- "Arrow!" said the bowman. "Black arrow! I have saved you to the last. You have never failed me and always I have recovered you. I had you from my father and he from of old. If ever you came from the forges of the true king under the Mountain, go now and speed well!"
- ― Bard, Fire and Water
According to Bard, this arrow had been passed down to him from his father and grandfather, and he believed it had originated in the Lonely Mountain. Bard fired the arrow through a bare patch in the armor on Smaug's underbelly, described to him by the Thrush. The arrow penetrated to Smaug's heart, killing the dragon immediately.
J.R.R. Tolkien may have found inspiration for the weapon that achieves its goal and then perishes in Beowulf. In that story Beowulf's sword cannot kill Grendal's mother but another sword, an ancient blade found in her lair, can destroy her and slice off Grendel's head. However, the sword then melted down to the hilt.
- ↑ J.R.R. Tolkien, The Lord of the Rings, Appendix B, "The Third Age"
- ↑ J.R.R. Tolkien, The Hobbit, "Fire and Water"
- ↑ J.R.R. Tolkien, John D. Rateliff (ed.), The History of The Hobbit, Return to Bag-End, The Second Phase, "The Death of Smaug", (ii) The Black Arrow, p. 558
|Weapons of Middle-earth|
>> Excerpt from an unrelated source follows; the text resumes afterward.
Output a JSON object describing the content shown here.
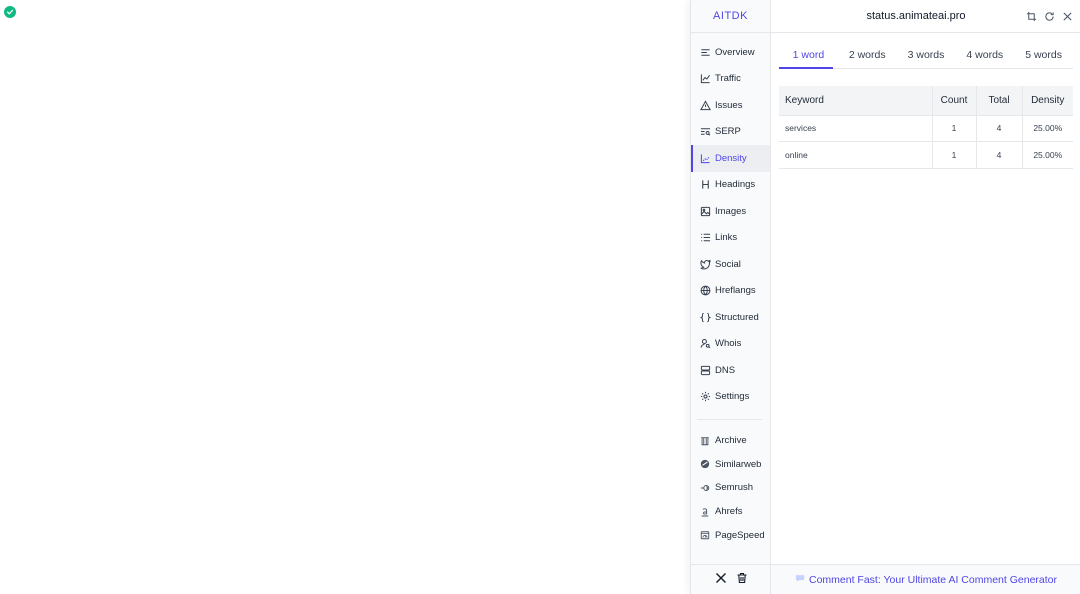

|Aeglos · Andúril · Anglachel · Angrist · Anguirel · Aranrúth · Belthronding · Black Arrow · Bow of Bregor · Daggers of Westernesse · Dagmor · Dailir · Dramborleg · Durin's Axe · Glamdring · Grond · Gúthwinë · Gurthang · Herugrim · Morgul-knife · Narsil · Orcrist · Red Arrow · Ringil · Sting|